The two easiest theories revolve around Callahan either nursing some sort of injury that is not being publicly talked about or that he is simply pressing trying to live up to his contract/being named captain.
Playing through an injury is the one that many will naturally gravitate to because his lack of impact both on the scoresheet and in the regular flow of the game. Injury could be why he does does not seem to be forechecking quite the same way he has his entire career, throwing his body around with reckless abandon, but there doesn’t seem to be an obvious ailment.
Callahan pressing over the contract or being elevated to captain of the team is a natural concern that you have with all players trying to prove they deserve what the organization gave them. Solving that can be more difficult because it is purely mental as all Callahan has to do to prove he is worthy of both the contract and the captaincy is play Ryan Callahan hockey. Gripping the stick tighter is not going to make the puck go in. Looking for the perfect pass or shot is not going get more points in the boxscore or end of season stat count. Play the same honest hockey that he has played his entire career and the results will be there.

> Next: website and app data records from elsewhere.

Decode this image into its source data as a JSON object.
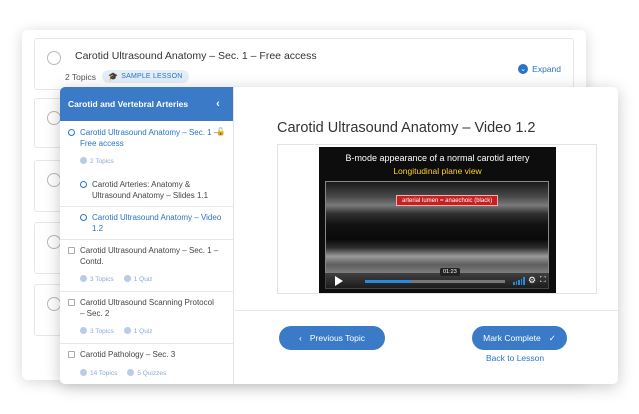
{
  "background_list": {
    "rows": [
      {
        "title": "Carotid Ultrasound Anatomy – Sec. 1 – Free access",
        "topics": "2 Topics",
        "badge": "SAMPLE LESSON",
        "expand": "Expand"
      }
    ]
  },
  "sidebar": {
    "header": "Carotid and Vertebral Arteries",
    "items": [
      {
        "label": "Carotid Ultrasound Anatomy – Sec. 1 – Free access",
        "meta_topics": "2 Topics"
      },
      {
        "label": "Carotid Arteries: Anatomy & Ultrasound Anatomy – Slides 1.1"
      },
      {
        "label": "Carotid Ultrasound Anatomy – Video 1.2"
      },
      {
        "label": "Carotid Ultrasound Anatomy – Sec. 1 – Contd.",
        "meta_topics": "3 Topics",
        "meta_quiz": "1 Quiz"
      },
      {
        "label": "Carotid Ultrasound Scanning Protocol – Sec. 2",
        "meta_topics": "3 Topics",
        "meta_quiz": "1 Quiz"
      },
      {
        "label": "Carotid Pathology – Sec. 3",
        "meta_topics": "14 Topics",
        "meta_quiz": "5 Quizzes"
      }
    ]
  },
  "main": {
    "title": "Carotid Ultrasound Anatomy – Video 1.2",
    "video": {
      "heading": "B-mode appearance of a normal carotid artery",
      "subheading": "Longitudinal plane view",
      "annotation": "arterial lumen = anaechoic (black)",
      "timestamp": "01:23",
      "progress": 0.33
    },
    "prev_button": "Previous Topic",
    "complete_button": "Mark Complete",
    "back_link": "Back to Lesson"
  },
  "colors": {
    "accent": "#3a7ac7",
    "link": "#2a74c5",
    "video_subtitle": "#ffd21a",
    "annotation": "#c62020"
  }
}
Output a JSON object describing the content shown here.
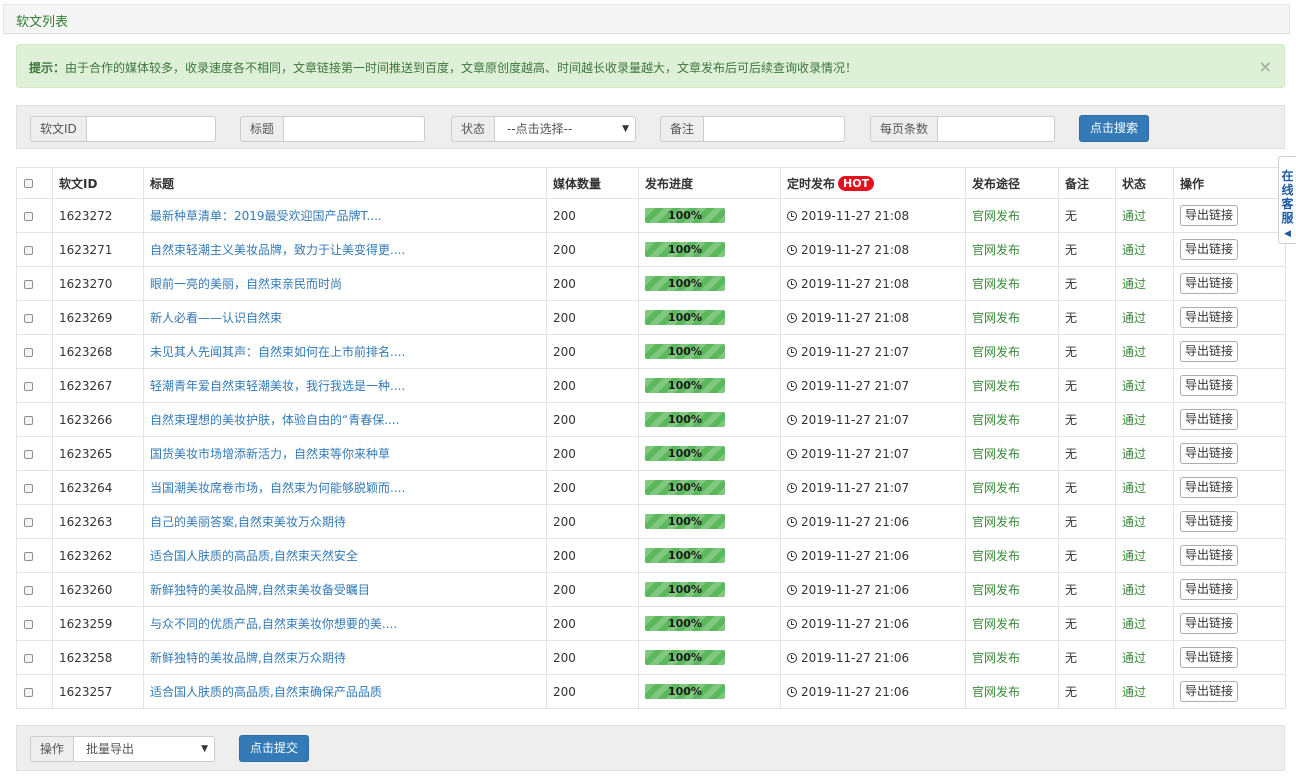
{
  "panel": {
    "title": "软文列表"
  },
  "alert": {
    "label": "提示：",
    "message": "由于合作的媒体较多，收录速度各不相同，文章链接第一时间推送到百度，文章原创度越高、时间越长收录量越大，文章发布后可后续查询收录情况！",
    "close": "×"
  },
  "search": {
    "id_label": "软文ID",
    "title_label": "标题",
    "status_label": "状态",
    "status_selected": "--点击选择--",
    "remark_label": "备注",
    "per_page_label": "每页条数",
    "submit_label": "点击搜索"
  },
  "table": {
    "headers": {
      "id": "软文ID",
      "title": "标题",
      "media_count": "媒体数量",
      "progress": "发布进度",
      "scheduled": "定时发布",
      "hot": "HOT",
      "route": "发布途径",
      "remark": "备注",
      "status": "状态",
      "action": "操作"
    },
    "rows": [
      {
        "id": "1623272",
        "title": "最新种草清单：2019最受欢迎国产品牌T....",
        "media": "200",
        "progress_label": "100%",
        "progress": 1.0,
        "time": "2019-11-27 21:08",
        "route": "官网发布",
        "remark": "无",
        "status": "通过",
        "action": "导出链接"
      },
      {
        "id": "1623271",
        "title": "自然束轻潮主义美妆品牌，致力于让美变得更....",
        "media": "200",
        "progress_label": "100%",
        "progress": 1.0,
        "time": "2019-11-27 21:08",
        "route": "官网发布",
        "remark": "无",
        "status": "通过",
        "action": "导出链接"
      },
      {
        "id": "1623270",
        "title": "眼前一亮的美丽，自然束亲民而时尚",
        "media": "200",
        "progress_label": "100%",
        "progress": 1.0,
        "time": "2019-11-27 21:08",
        "route": "官网发布",
        "remark": "无",
        "status": "通过",
        "action": "导出链接"
      },
      {
        "id": "1623269",
        "title": "新人必看——认识自然束",
        "media": "200",
        "progress_label": "100%",
        "progress": 1.0,
        "time": "2019-11-27 21:08",
        "route": "官网发布",
        "remark": "无",
        "status": "通过",
        "action": "导出链接"
      },
      {
        "id": "1623268",
        "title": "未见其人先闻其声：自然束如何在上市前排名....",
        "media": "200",
        "progress_label": "100%",
        "progress": 1.0,
        "time": "2019-11-27 21:07",
        "route": "官网发布",
        "remark": "无",
        "status": "通过",
        "action": "导出链接"
      },
      {
        "id": "1623267",
        "title": "轻潮青年爱自然束轻潮美妆，我行我选是一种....",
        "media": "200",
        "progress_label": "100%",
        "progress": 1.0,
        "time": "2019-11-27 21:07",
        "route": "官网发布",
        "remark": "无",
        "status": "通过",
        "action": "导出链接"
      },
      {
        "id": "1623266",
        "title": "自然束理想的美妆护肤，体验自由的“青春保....",
        "media": "200",
        "progress_label": "100%",
        "progress": 1.0,
        "time": "2019-11-27 21:07",
        "route": "官网发布",
        "remark": "无",
        "status": "通过",
        "action": "导出链接"
      },
      {
        "id": "1623265",
        "title": "国货美妆市场增添新活力，自然束等你来种草",
        "media": "200",
        "progress_label": "100%",
        "progress": 1.0,
        "time": "2019-11-27 21:07",
        "route": "官网发布",
        "remark": "无",
        "status": "通过",
        "action": "导出链接"
      },
      {
        "id": "1623264",
        "title": "当国潮美妆席卷市场，自然束为何能够脱颖而....",
        "media": "200",
        "progress_label": "100%",
        "progress": 1.0,
        "time": "2019-11-27 21:07",
        "route": "官网发布",
        "remark": "无",
        "status": "通过",
        "action": "导出链接"
      },
      {
        "id": "1623263",
        "title": "自己的美丽答案,自然束美妆万众期待",
        "media": "200",
        "progress_label": "100%",
        "progress": 1.0,
        "time": "2019-11-27 21:06",
        "route": "官网发布",
        "remark": "无",
        "status": "通过",
        "action": "导出链接"
      },
      {
        "id": "1623262",
        "title": "适合国人肤质的高品质,自然束天然安全",
        "media": "200",
        "progress_label": "100%",
        "progress": 1.0,
        "time": "2019-11-27 21:06",
        "route": "官网发布",
        "remark": "无",
        "status": "通过",
        "action": "导出链接"
      },
      {
        "id": "1623260",
        "title": "新鲜独特的美妆品牌,自然束美妆备受瞩目",
        "media": "200",
        "progress_label": "100%",
        "progress": 1.0,
        "time": "2019-11-27 21:06",
        "route": "官网发布",
        "remark": "无",
        "status": "通过",
        "action": "导出链接"
      },
      {
        "id": "1623259",
        "title": "与众不同的优质产品,自然束美妆你想要的美....",
        "media": "200",
        "progress_label": "100%",
        "progress": 1.0,
        "time": "2019-11-27 21:06",
        "route": "官网发布",
        "remark": "无",
        "status": "通过",
        "action": "导出链接"
      },
      {
        "id": "1623258",
        "title": "新鲜独特的美妆品牌,自然束万众期待",
        "media": "200",
        "progress_label": "100%",
        "progress": 1.0,
        "time": "2019-11-27 21:06",
        "route": "官网发布",
        "remark": "无",
        "status": "通过",
        "action": "导出链接"
      },
      {
        "id": "1623257",
        "title": "适合国人肤质的高品质,自然束确保产品品质",
        "media": "200",
        "progress_label": "100%",
        "progress": 1.0,
        "time": "2019-11-27 21:06",
        "route": "官网发布",
        "remark": "无",
        "status": "通过",
        "action": "导出链接"
      }
    ]
  },
  "side_tab": {
    "chars": [
      "在",
      "线",
      "客",
      "服"
    ],
    "arrow": "◀"
  },
  "bulk": {
    "label": "操作",
    "selected": "批量导出",
    "submit_label": "点击提交"
  }
}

Beyond those two main theories the most noticeable issue for Callahan appears to be him misreading the play significantly more often than we normally see from Callahan. Against Calgary there was a prime example as Brandon Dubinsky drove the zone and fired a backhander toward the net leading to a rebound right out front, but instead of Callahan crashing the net as he typically does he was still in the slot allowing Calgary to clear the puck out of danger. There were other plays where on odd-man rushes he was the one drifting to the wing while letting Ryan McDonagh be the one driving hard to the net. All of these types of things are unlike Callahan and the way he has always played.
An interesting idea that is pure speculation on my part is if Callahan is playing a slightly different game this year because he doesn’t want to get hurt and miss significant time like last season. The worth of Callahan to the lineup is massive as was seen in his absence during the playoffs and it is the double edged sword when discussing him. The Rangers need him to play with that reckless disregard for his own health while on the ice, but they also need him to stay healthy and the way he plays (blocking shots, delivering hits), at his best, lends itself to him getting injured.
Those expecting Callahan to continue last seasons .8 point per game pace were always likely to be disappointed because of how drastically it differed from his prior statistical output, but those will more reasonable expectations of 25-30 goals and 55 points will likely get what they are looking for when the season is over. Whatever the issue is for Ryan Callahan over the past few games, the New York Rangers need him to figure it out quick or they are going to continue to struggle to find their stride as a team, instead relying on Henrik Lundqvist to save them long enough for the team to steal some points.